> **Task prompt**: Your copy should begin at the line containing "Extract the structured" and end at the last line of the records below, matching each line exactly and leaving out pictures.

BEGIN

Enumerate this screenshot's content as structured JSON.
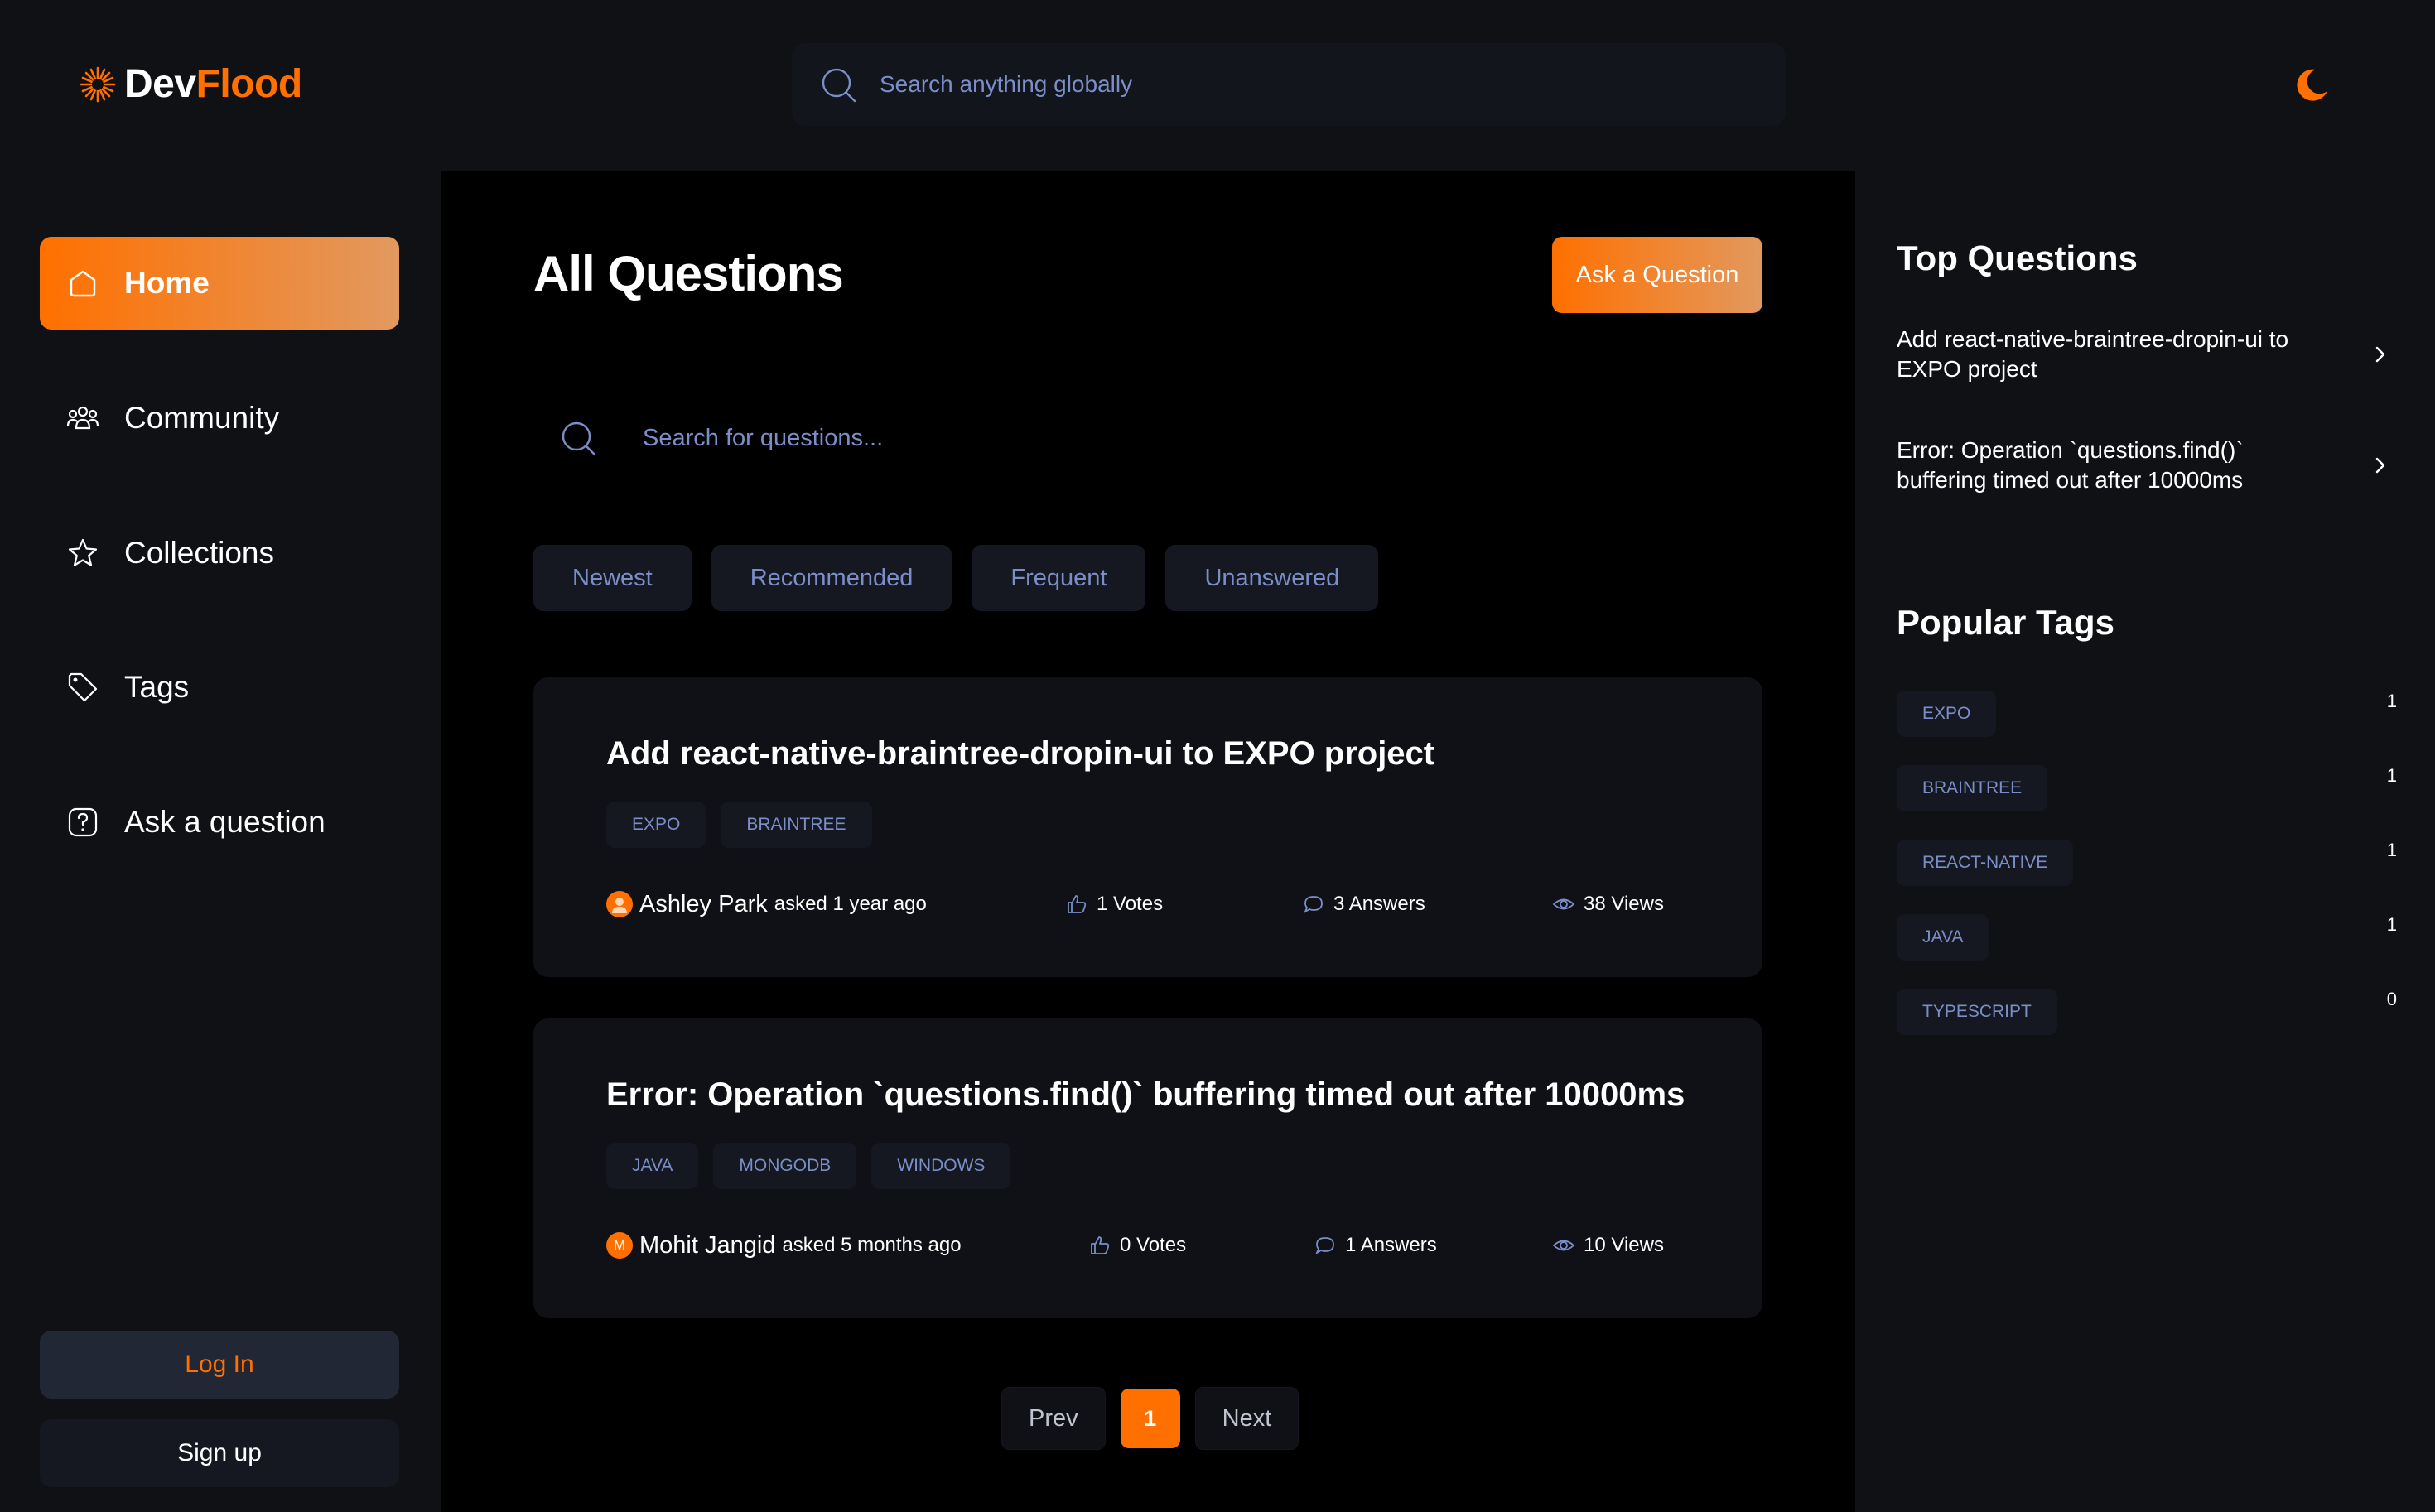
{
  "colors": {
    "accent": "#ff7000",
    "accent_end": "#e2995f",
    "muted_text": "#7b8ec8",
    "card_bg": "#0f1117",
    "chip_bg": "#151821"
  },
  "header": {
    "logo": {
      "dev": "Dev",
      "flood": "Flood",
      "icon": "sunburst-logo-icon"
    },
    "search_placeholder": "Search anything globally",
    "theme_icon": "moon-icon"
  },
  "sidebar": {
    "items": [
      {
        "label": "Home",
        "icon": "home-icon",
        "active": true
      },
      {
        "label": "Community",
        "icon": "users-icon"
      },
      {
        "label": "Collections",
        "icon": "star-icon"
      },
      {
        "label": "Tags",
        "icon": "tag-icon"
      },
      {
        "label": "Ask a question",
        "icon": "question-icon"
      }
    ],
    "login_label": "Log In",
    "signup_label": "Sign up"
  },
  "main": {
    "title": "All Questions",
    "ask_button": "Ask a Question",
    "search_placeholder": "Search for questions...",
    "filters": [
      "Newest",
      "Recommended",
      "Frequent",
      "Unanswered"
    ],
    "questions": [
      {
        "title": "Add react-native-braintree-dropin-ui to EXPO project",
        "tags": [
          "EXPO",
          "BRAINTREE"
        ],
        "author": "Ashley Park",
        "asked": "asked 1 year ago",
        "votes": "1 Votes",
        "answers": "3 Answers",
        "views": "38 Views"
      },
      {
        "title": "Error: Operation `questions.find()` buffering timed out after 10000ms",
        "tags": [
          "JAVA",
          "MONGODB",
          "WINDOWS"
        ],
        "author": "Mohit Jangid",
        "author_initial": "M",
        "asked": "asked 5 months ago",
        "votes": "0 Votes",
        "answers": "1 Answers",
        "views": "10 Views"
      }
    ],
    "pagination": {
      "prev": "Prev",
      "current": "1",
      "next": "Next"
    }
  },
  "rightbar": {
    "top_questions_heading": "Top Questions",
    "top_questions": [
      "Add react-native-braintree-dropin-ui to EXPO project",
      "Error: Operation `questions.find()` buffering timed out after 10000ms"
    ],
    "popular_tags_heading": "Popular Tags",
    "popular_tags": [
      {
        "name": "EXPO",
        "count": "1"
      },
      {
        "name": "BRAINTREE",
        "count": "1"
      },
      {
        "name": "REACT-NATIVE",
        "count": "1"
      },
      {
        "name": "JAVA",
        "count": "1"
      },
      {
        "name": "TYPESCRIPT",
        "count": "0"
      }
    ]
  }
}
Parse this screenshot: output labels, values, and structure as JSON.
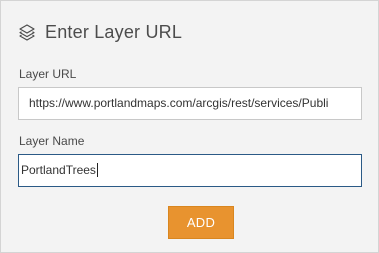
{
  "header": {
    "icon": "layers-icon",
    "title": "Enter Layer URL"
  },
  "form": {
    "url_label": "Layer URL",
    "url_value": "https://www.portlandmaps.com/arcgis/rest/services/Publi",
    "name_label": "Layer Name",
    "name_value": "PortlandTrees"
  },
  "actions": {
    "add_label": "ADD"
  },
  "colors": {
    "accent": "#e8932f",
    "panel_bg": "#f3f3f3",
    "focus_border": "#2b5a86"
  }
}
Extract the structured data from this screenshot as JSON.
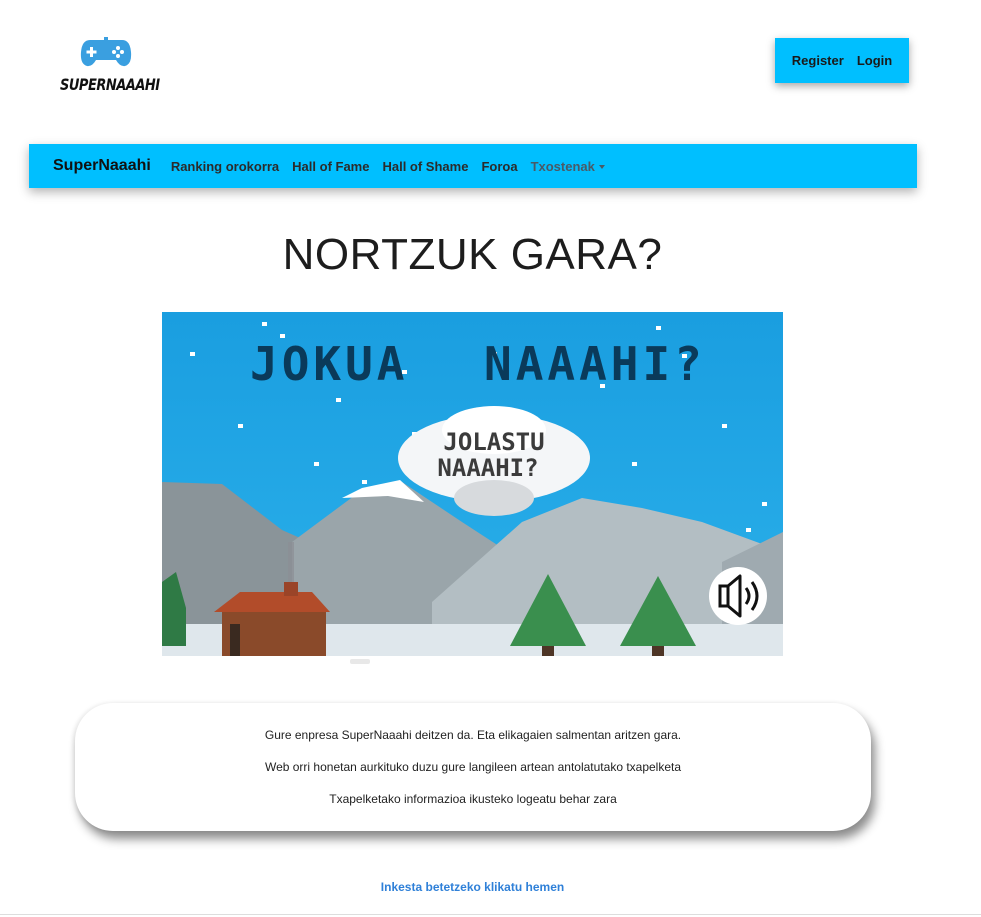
{
  "header": {
    "logo_text": "SUPERNAAAHI",
    "logo_icon": "gamepad-icon",
    "register_label": "Register",
    "login_label": "Login"
  },
  "navbar": {
    "brand": "SuperNaaahi",
    "items": [
      {
        "label": "Ranking orokorra"
      },
      {
        "label": "Hall of Fame"
      },
      {
        "label": "Hall of Shame"
      },
      {
        "label": "Foroa"
      },
      {
        "label": "Txostenak",
        "dropdown": true
      }
    ]
  },
  "main": {
    "title": "NORTZUK GARA?",
    "video": {
      "headline_left": "JOKUA",
      "headline_right": "NAAAHI?",
      "cloud_line1": "JOLASTU",
      "cloud_line2": "NAAAHI?",
      "sound_icon": "speaker-icon"
    },
    "info": [
      "Gure enpresa SuperNaaahi deitzen da. Eta elikagaien salmentan aritzen gara.",
      "Web orri honetan aurkituko duzu gure langileen artean antolatutako txapelketa",
      "Txapelketako informazioa ikusteko logeatu behar zara"
    ],
    "survey_link": "Inkesta betetzeko klikatu hemen"
  },
  "colors": {
    "accent": "#00bfff",
    "link": "#2f80d8",
    "sky": "#1a9ee0"
  }
}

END

> **Written solution**:
Extract the structured data from this screenshot as JSON.
{
  "header": {
    "logo_text": "SUPERNAAAHI",
    "logo_icon": "gamepad-icon",
    "register_label": "Register",
    "login_label": "Login"
  },
  "navbar": {
    "brand": "SuperNaaahi",
    "items": [
      {
        "label": "Ranking orokorra"
      },
      {
        "label": "Hall of Fame"
      },
      {
        "label": "Hall of Shame"
      },
      {
        "label": "Foroa"
      },
      {
        "label": "Txostenak",
        "dropdown": true
      }
    ]
  },
  "main": {
    "title": "NORTZUK GARA?",
    "video": {
      "headline_left": "JOKUA",
      "headline_right": "NAAAHI?",
      "cloud_line1": "JOLASTU",
      "cloud_line2": "NAAAHI?",
      "sound_icon": "speaker-icon"
    },
    "info": [
      "Gure enpresa SuperNaaahi deitzen da. Eta elikagaien salmentan aritzen gara.",
      "Web orri honetan aurkituko duzu gure langileen artean antolatutako txapelketa",
      "Txapelketako informazioa ikusteko logeatu behar zara"
    ],
    "survey_link": "Inkesta betetzeko klikatu hemen"
  },
  "colors": {
    "accent": "#00bfff",
    "link": "#2f80d8",
    "sky": "#1a9ee0"
  }
}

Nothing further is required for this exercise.